Since the pandemic began, residents of Manhattan’s Chinatown have suffered mass job loss, a drop in business patronage and now, heightened fears over the attacks on Asian New Yorkers throughout the City. Rents have been rising in Chinatown for years as the neighborhood gets increasingly picked off by real estate developers. Longtime residents are being priced out and so are iconic businesses like Jing Fong, a dim sum restaurant whose dining room had to close because of a pandemic-related economic downturn. Amir Khafagy covered that story for Documented in March.
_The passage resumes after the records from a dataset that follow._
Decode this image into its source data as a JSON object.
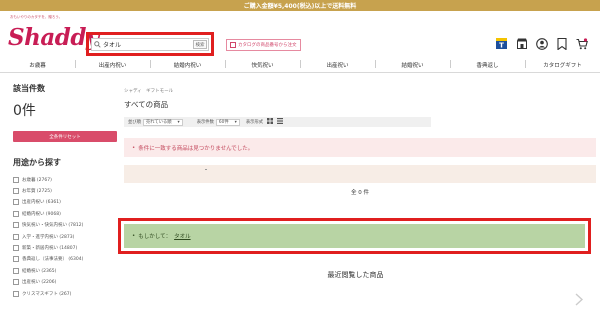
{
  "topbar": {
    "text": "ご購入金額¥5,400(税込)以上で送料無料"
  },
  "header": {
    "tagline": "おもいやりのカタチを、贈ろう。",
    "logo": "Shaddy",
    "search": {
      "value": "タオル",
      "button_label": "検索"
    },
    "catalog_link": "カタログの商品番号から注文",
    "icons": [
      "t-point-icon",
      "store-icon",
      "account-icon",
      "favorite-icon",
      "cart-icon"
    ]
  },
  "nav": {
    "items": [
      "お歳暮",
      "出産内祝い",
      "結婚内祝い",
      "快気祝い",
      "出産祝い",
      "結婚祝い",
      "香典返し",
      "カタログギフト"
    ]
  },
  "sidebar": {
    "count_title": "該当件数",
    "count_value": "0件",
    "reset_label": "全条件リセット",
    "usage_title": "用途から探す",
    "usage_items": [
      "お歳暮 (2767)",
      "お年賀 (2725)",
      "出産内祝い (6361)",
      "結婚内祝い (9068)",
      "快気祝い・快気内祝い (7812)",
      "入学・進学内祝い (2873)",
      "新築・新居内祝い (14807)",
      "香典返し（法事法要） (6304)",
      "結婚祝い (2365)",
      "出産祝い (2206)",
      "クリスマスギフト (267)"
    ]
  },
  "main": {
    "breadcrumb": "シャディ　ギフトモール",
    "title": "すべての商品",
    "sort": {
      "label": "並び順",
      "value": "売れている順",
      "per_page_label": "表示件数",
      "per_page_value": "60件",
      "view_label": "表示形式"
    },
    "notice": "条件に一致する商品は見つかりませんでした。",
    "total": "全 0 件",
    "suggest_prefix": "もしかして：",
    "suggest_link": "タオル",
    "recent_title": "最近閲覧した商品"
  },
  "colors": {
    "accent": "#c81d55",
    "topbar": "#c7a24e",
    "highlight_frame": "#e01f1f",
    "suggest_bg": "#b8d4a4",
    "notice_bg": "#fbeaea"
  }
}
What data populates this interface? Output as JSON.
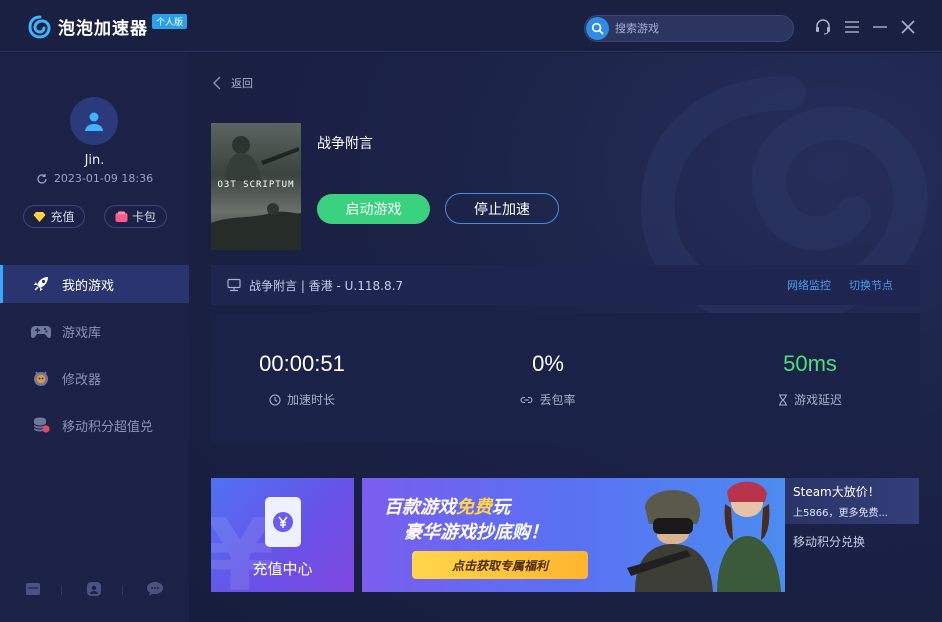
{
  "app": {
    "name": "泡泡加速器",
    "edition_badge": "个人版",
    "search_placeholder": "搜索游戏"
  },
  "sidebar": {
    "user": {
      "name": "Jin.",
      "expiry": "2023-01-09 18:36"
    },
    "pills": [
      {
        "label": "充值"
      },
      {
        "label": "卡包"
      }
    ],
    "nav": [
      {
        "label": "我的游戏",
        "icon": "rocket-icon",
        "active": true
      },
      {
        "label": "游戏库",
        "icon": "gamepad-icon",
        "active": false
      },
      {
        "label": "修改器",
        "icon": "tool-icon",
        "active": false
      },
      {
        "label": "移动积分超值兑",
        "icon": "coins-icon",
        "active": false
      }
    ]
  },
  "main": {
    "back_label": "返回",
    "game": {
      "title": "战争附言",
      "cover_text": "O3T SCRIPTUM",
      "start_label": "启动游戏",
      "stop_label": "停止加速"
    },
    "node": {
      "info": "战争附言 | 香港 - U.118.8.7",
      "monitor_label": "网络监控",
      "switch_label": "切换节点"
    },
    "stats": [
      {
        "value": "00:00:51",
        "label": "加速时长",
        "icon": "clock-icon"
      },
      {
        "value": "0%",
        "label": "丢包率",
        "icon": "link-icon"
      },
      {
        "value": "50ms",
        "label": "游戏延迟",
        "icon": "hourglass-icon"
      }
    ],
    "banners": {
      "recharge_label": "充值中心",
      "promo_line1_pre": "百款游戏",
      "promo_line1_hl": "免费",
      "promo_line1_post": "玩",
      "promo_line2": "豪华游戏抄底购！",
      "promo_button": "点击获取专属福利",
      "side_title": "Steam大放价！",
      "side_sub": "上5866，更多免费...",
      "side_link": "移动积分兑换"
    }
  },
  "colors": {
    "accent": "#36a6ff",
    "start_green": "#3ad27e",
    "latency_green": "#4be07a",
    "link_blue": "#4a9df2"
  }
}
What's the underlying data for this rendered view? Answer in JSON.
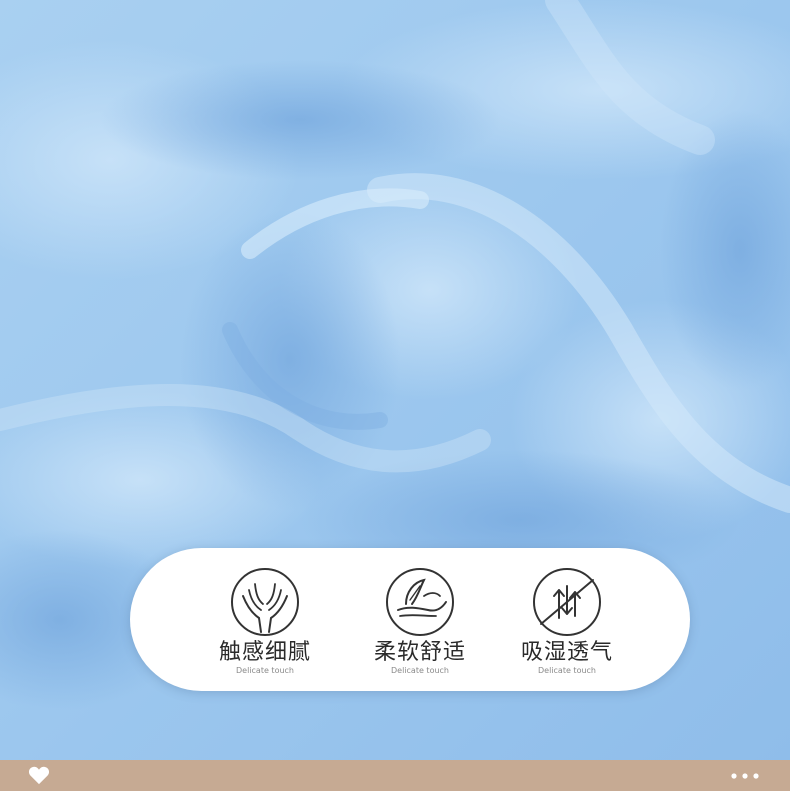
{
  "image": {
    "subject": "light-blue-fabric-closeup",
    "colors": {
      "fabric_base": "#9dc7ee",
      "fabric_highlight": "#c2def7",
      "fabric_shadow": "#7fb1e3",
      "bar": "#c6aa93",
      "pill": "#ffffff"
    }
  },
  "features": [
    {
      "icon": "hands-icon",
      "title": "触感细腻",
      "subtitle": "Delicate touch"
    },
    {
      "icon": "feather-hand-icon",
      "title": "柔软舒适",
      "subtitle": "Delicate touch"
    },
    {
      "icon": "breathable-arrows-icon",
      "title": "吸湿透气",
      "subtitle": "Delicate touch"
    }
  ],
  "bottom_bar": {
    "like_icon": "heart-icon",
    "more_icon": "more-dots-icon"
  }
}
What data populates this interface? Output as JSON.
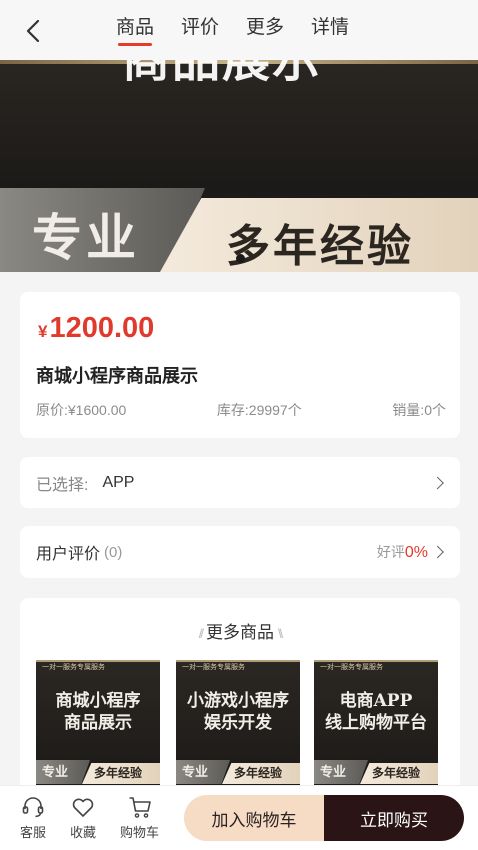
{
  "nav": {
    "tabs": [
      "商品",
      "评价",
      "更多",
      "详情"
    ]
  },
  "banner": {
    "title": "商品展示",
    "left_text": "专业",
    "right_text": "多年经验"
  },
  "product": {
    "currency": "¥",
    "price": "1200.00",
    "name": "商城小程序商品展示",
    "original_price": "原价:¥1600.00",
    "stock": "库存:29997个",
    "sales": "销量:0个"
  },
  "selection": {
    "label": "已选择:",
    "value": "APP"
  },
  "reviews": {
    "label": "用户评价",
    "count": "(0)",
    "good_label": "好评",
    "good_pct": "0%"
  },
  "more": {
    "title": "更多商品",
    "items": [
      {
        "top": "一对一服务专属服务",
        "line1": "商城小程序",
        "line2": "商品展示",
        "left": "专业",
        "right": "多年经验"
      },
      {
        "top": "一对一服务专属服务",
        "line1": "小游戏小程序",
        "line2": "娱乐开发",
        "left": "专业",
        "right": "多年经验"
      },
      {
        "top": "一对一服务专属服务",
        "line1": "电商APP",
        "line2": "线上购物平台",
        "left": "专业",
        "right": "多年经验"
      }
    ]
  },
  "bottom": {
    "service": "客服",
    "favorite": "收藏",
    "cart": "购物车",
    "add_cart": "加入购物车",
    "buy_now": "立即购买"
  },
  "colors": {
    "accent_red": "#e03a2c",
    "buy_button": "#2a1416",
    "cart_button": "#f6dbc5"
  }
}
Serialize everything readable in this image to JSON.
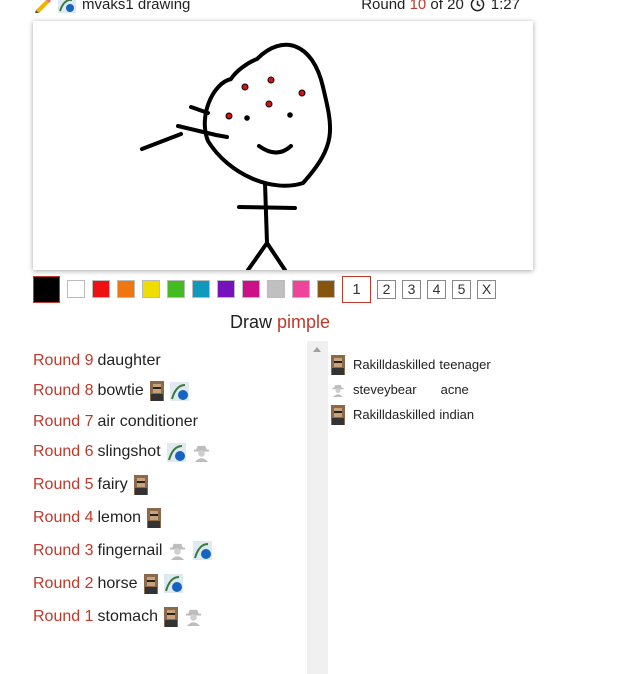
{
  "header": {
    "drawer": "mvaks1 drawing",
    "round_label": "Round",
    "round_current": "10",
    "round_of": "of 20",
    "timer": "1:27"
  },
  "palette": {
    "colors": [
      "#000000",
      "#ffffff",
      "#ee1111",
      "#ee7711",
      "#eedd00",
      "#44bb22",
      "#1199bb",
      "#7711bb",
      "#cc1188",
      "#c0c0c0",
      "#ee4499",
      "#885511"
    ],
    "brush_sizes": [
      "1",
      "2",
      "3",
      "4",
      "5"
    ],
    "clear_label": "X"
  },
  "prompt": {
    "label": "Draw",
    "word": "pimple"
  },
  "history": [
    {
      "round": "Round 9",
      "word": "daughter",
      "avatars": []
    },
    {
      "round": "Round 8",
      "word": "bowtie",
      "avatars": [
        "man",
        "bird"
      ]
    },
    {
      "round": "Round 7",
      "word": "air conditioner",
      "avatars": []
    },
    {
      "round": "Round 6",
      "word": "slingshot",
      "avatars": [
        "bird",
        "spy"
      ]
    },
    {
      "round": "Round 5",
      "word": "fairy",
      "avatars": [
        "man"
      ]
    },
    {
      "round": "Round 4",
      "word": "lemon",
      "avatars": [
        "man"
      ]
    },
    {
      "round": "Round 3",
      "word": "fingernail",
      "avatars": [
        "spy",
        "bird"
      ]
    },
    {
      "round": "Round 2",
      "word": "horse",
      "avatars": [
        "man",
        "bird"
      ]
    },
    {
      "round": "Round 1",
      "word": "stomach",
      "avatars": [
        "man",
        "spy"
      ]
    }
  ],
  "chat": [
    {
      "name": "Rakilldaskilled",
      "message": "teenager",
      "avatar": "man"
    },
    {
      "name": "steveybear",
      "message": "acne",
      "avatar": "spy"
    },
    {
      "name": "Rakilldaskilled",
      "message": "indian",
      "avatar": "man"
    }
  ]
}
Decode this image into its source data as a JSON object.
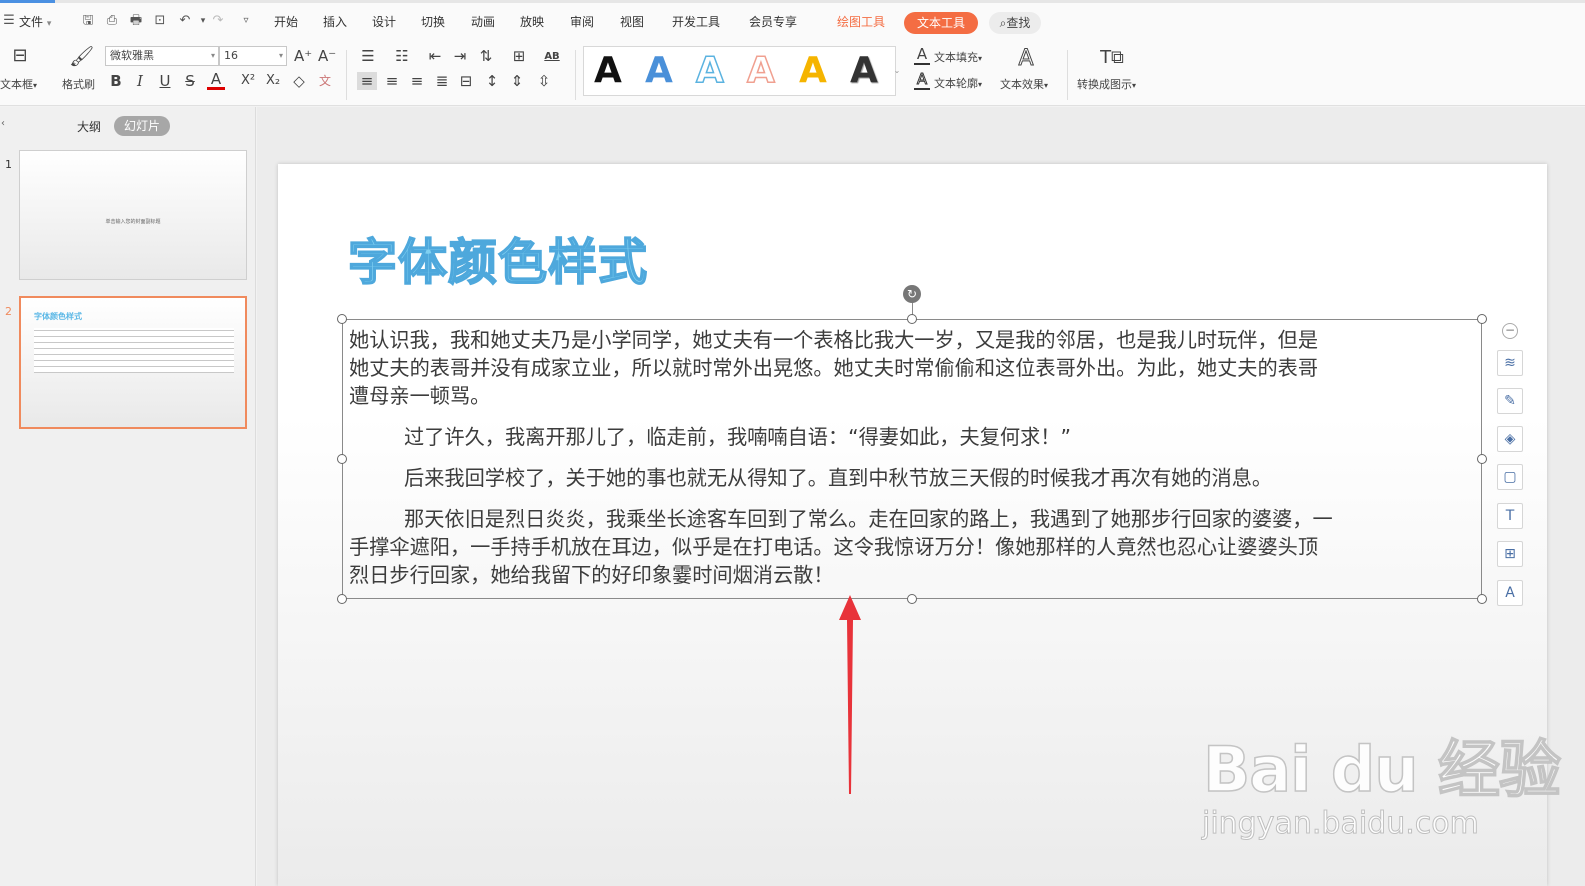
{
  "menubar": {
    "file_label": "文件",
    "tabs": [
      "开始",
      "插入",
      "设计",
      "切换",
      "动画",
      "放映",
      "审阅",
      "视图",
      "开发工具",
      "会员专享"
    ],
    "drawing_tools": "绘图工具",
    "text_tools": "文本工具",
    "search_label": "查找"
  },
  "ribbon": {
    "textbox_label": "文本框",
    "format_painter_label": "格式刷",
    "font_name": "微软雅黑",
    "font_size": "16",
    "text_fill_label": "文本填充",
    "text_outline_label": "文本轮廓",
    "text_effects_label": "文本效果",
    "convert_label": "转换成图示",
    "gallery_glyph": "A",
    "gallery_colors": [
      "#111111",
      "#4a90d9",
      "#5bb3e0",
      "#f0a090",
      "#f5b400",
      "#333333"
    ]
  },
  "panel": {
    "tab_outline": "大纲",
    "tab_slides": "幻灯片",
    "slide1_num": "1",
    "slide1_text": "单击输入您的封面副标题",
    "slide2_num": "2",
    "slide2_title": "字体颜色样式"
  },
  "slide": {
    "title": "字体颜色样式",
    "title_color": "#5cb8e6",
    "paragraphs": [
      [
        "她认识我，我和她丈夫乃是小学同学，她丈夫有一个表格比我大一岁，又是我的邻居，也是我儿时玩伴，但是",
        "她丈夫的表哥并没有成家立业，所以就时常外出晃悠。她丈夫时常偷偷和这位表哥外出。为此，她丈夫的表哥",
        "遭母亲一顿骂。"
      ],
      [
        "过了许久，我离开那儿了，临走前，我喃喃自语：“得妻如此，夫复何求！”"
      ],
      [
        "后来我回学校了，关于她的事也就无从得知了。直到中秋节放三天假的时候我才再次有她的消息。"
      ],
      [
        "那天依旧是烈日炎炎，我乘坐长途客车回到了常么。走在回家的路上，我遇到了她那步行回家的婆婆，一",
        "手撑伞遮阳，一手持手机放在耳边，似乎是在打电话。这令我惊讶万分！像她那样的人竟然也忍心让婆婆头顶",
        "烈日步行回家，她给我留下的好印象霎时间烟消云散！"
      ]
    ]
  },
  "colors": {
    "accent_orange": "#f46d43",
    "arrow_red": "#e8333a",
    "selected_thumb": "#f08a5d"
  },
  "watermark": {
    "logo": "Bai du 经验",
    "url": "jingyan.baidu.com"
  }
}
Rong Xiaoqing, a reporter for the Chinese-language newspaper Sing Tao Daily, held Documented’s third online event to discuss the future of Chinatown. Wellington Chen, executive director of the Chinatown BID, spoke about how the Chinatown community helped businesses during the pandemic. He noted that last summer, 312 restaurants were open in Chinatown, but only 29 remain open. Joanne Kwog, president of Pearl River Mart, discussed finding a new location for the longstanding store and the difficulty small businesses in Chinatown underwent this year. Yin Kong, founder of Think! Chinatown, talked about inequity and language barriers within city assistance programs and how her organization reached out to the Chinatown community.